none                    tmpfs            4         0         4   0% /sys/fs/cgroup
udev                    devtmpfs   4002492         4   4002488   1% /dev
tmpfs                   tmpfs       803536      1196    802340   1% /run
none                    tmpfs         5120         0      5120   0% /run/lock
none                    tmpfs      4017668     60176   3957492   2% /run/shm
none                    tmpfs       102400        48    102352   1% /run/user
/dev/sda1               ext2        233191    100025    120725  46% /boot

Include or Exclude a Specific File System Type

If you want to know free space of a specific file system type, use "-t <type>" option. You can use this option multiple times to include more than one file system types.

$ df -t ext2 -t ext4
Filesystem              1K-blocks      Used Available Use% Mounted on
/dev/mapper/ubuntu-root 952893348 591583380 312882756  66% /
/dev/sda1                  233191    100025    120725  46% /boot

To exclude a specific file system type, use "-x <type>" option. You can use this option multiple times as well.

$ df -x tmpfs

Display Disk Usage of a Specific Mount Point

If you specify a mount point with df, it will report disk usage of the file system mounted at that location. If you specify a regular file (or a directory) instead of a mount point, df will display disk utilization of the file system which contains the file (or the directory).

$ df /
Filesystem              1K-blocks      Used Available Use% Mounted on
/dev/mapper/ubuntu-root 952893348 591583528 312882608  66% /
$ df /home/dev
Filesystem              1K-blocks      Used Available Use% Mounted on
/dev/mapper/ubuntu-root 952893348 591583528 312882608  66% /

Display Information about Dummy File Systems

If you want to display disk space information for all existing file systems including dummy file systems, use "-a" option. Here, dummy file systems refer to pseudo file systems which do not have corresponding physical devices, e.g., tmpfs, cgroup virtual file system or FUSE file systems. These dummy filesystems have size of 0, and are not reported by df without "-a" option.
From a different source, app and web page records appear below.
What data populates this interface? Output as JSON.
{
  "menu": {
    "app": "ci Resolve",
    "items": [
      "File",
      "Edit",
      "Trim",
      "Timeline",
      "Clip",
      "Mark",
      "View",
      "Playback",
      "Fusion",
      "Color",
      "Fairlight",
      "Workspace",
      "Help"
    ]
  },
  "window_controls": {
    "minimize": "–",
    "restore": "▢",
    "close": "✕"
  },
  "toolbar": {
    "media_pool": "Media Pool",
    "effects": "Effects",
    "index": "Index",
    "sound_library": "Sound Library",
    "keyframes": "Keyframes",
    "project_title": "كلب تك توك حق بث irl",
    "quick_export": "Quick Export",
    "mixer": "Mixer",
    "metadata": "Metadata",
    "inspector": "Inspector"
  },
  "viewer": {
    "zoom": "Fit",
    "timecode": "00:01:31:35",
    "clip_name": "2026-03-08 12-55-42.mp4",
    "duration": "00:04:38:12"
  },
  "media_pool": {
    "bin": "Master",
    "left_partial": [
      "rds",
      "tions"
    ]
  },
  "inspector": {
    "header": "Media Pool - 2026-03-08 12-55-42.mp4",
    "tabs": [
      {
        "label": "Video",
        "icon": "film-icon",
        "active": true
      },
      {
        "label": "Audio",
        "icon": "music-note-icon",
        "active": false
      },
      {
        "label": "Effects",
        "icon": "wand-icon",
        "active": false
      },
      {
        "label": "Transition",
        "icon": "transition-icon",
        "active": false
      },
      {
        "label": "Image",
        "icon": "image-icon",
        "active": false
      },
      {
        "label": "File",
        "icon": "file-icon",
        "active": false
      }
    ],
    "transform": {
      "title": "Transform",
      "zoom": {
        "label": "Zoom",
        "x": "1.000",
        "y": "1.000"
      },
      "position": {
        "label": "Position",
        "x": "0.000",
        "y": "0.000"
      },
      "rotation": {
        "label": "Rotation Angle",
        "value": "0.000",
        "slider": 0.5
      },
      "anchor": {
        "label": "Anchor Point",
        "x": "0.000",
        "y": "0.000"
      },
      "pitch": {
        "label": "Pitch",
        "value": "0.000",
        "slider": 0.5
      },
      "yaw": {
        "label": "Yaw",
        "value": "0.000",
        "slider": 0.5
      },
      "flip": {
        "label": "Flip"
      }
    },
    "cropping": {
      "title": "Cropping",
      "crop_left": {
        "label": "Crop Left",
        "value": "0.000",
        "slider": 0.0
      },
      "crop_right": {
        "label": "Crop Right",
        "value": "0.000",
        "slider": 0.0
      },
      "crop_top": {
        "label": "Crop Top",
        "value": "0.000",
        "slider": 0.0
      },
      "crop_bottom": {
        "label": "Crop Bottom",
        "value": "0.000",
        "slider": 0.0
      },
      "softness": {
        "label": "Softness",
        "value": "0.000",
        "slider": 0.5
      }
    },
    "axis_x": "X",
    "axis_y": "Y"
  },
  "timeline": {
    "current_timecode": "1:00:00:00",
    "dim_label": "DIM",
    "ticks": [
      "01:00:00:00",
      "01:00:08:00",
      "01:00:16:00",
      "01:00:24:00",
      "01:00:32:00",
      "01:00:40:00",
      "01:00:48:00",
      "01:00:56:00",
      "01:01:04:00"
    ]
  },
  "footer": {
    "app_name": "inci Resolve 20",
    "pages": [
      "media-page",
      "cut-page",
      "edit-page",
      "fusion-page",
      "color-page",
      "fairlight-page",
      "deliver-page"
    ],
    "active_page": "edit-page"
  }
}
$ df -a
Filesystem              1K-blocks      Used Available Use% Mounted on
/dev/mapper/ubuntu-root 952893348 591578716 312887420  66% /
proc                            0         0         0    - /proc
sysfs                           0         0         0    - /sys
none                            4         0         4   0% /sys/fs/cgroup
none                            0         0         0    - /sys/fs/fuse/connections
none                            0         0         0    - /sys/kernel/debug
none                            0         0         0    - /sys/kernel/security
udev                      4002492         4   4002488   1% /dev
devpts                          0         0         0    - /dev/pts
tmpfs                      803536      1196    802340   1% /run
none                         5120         0      5120   0% /run/lock
none                      4017668     58144   3959524   2% /run/shm
none                       102400        48    102352   1% /run/user
none                            0         0         0    - /sys/fs/pstore
cgroup                          0         0         0    - /sys/fs/cgroup/cpuset
cgroup                          0         0         0    - /sys/fs/cgroup/hugetlb
/dev/sda1                  233191    100025    120725  46% /boot
vmware-vmblock                  0         0         0    - /run/vmblock-fuse
Download this article as ad-free PDF (made possible by your kind donation): 
Download PDF

Subscribe to Ask Xmodulo

Do you want to receive Linux related questions & answers published at Ask Xmodulo? Enter your email address below, and we will deliver our Linux Q&A straight to your email box, for free. Delivery powered by Google Feedburner.


Support Xmodulo

Did you find this tutorial helpful? Then please be generous and support Xmodulo!

Leave a comment

Your email address will not be published. Required fields are marked *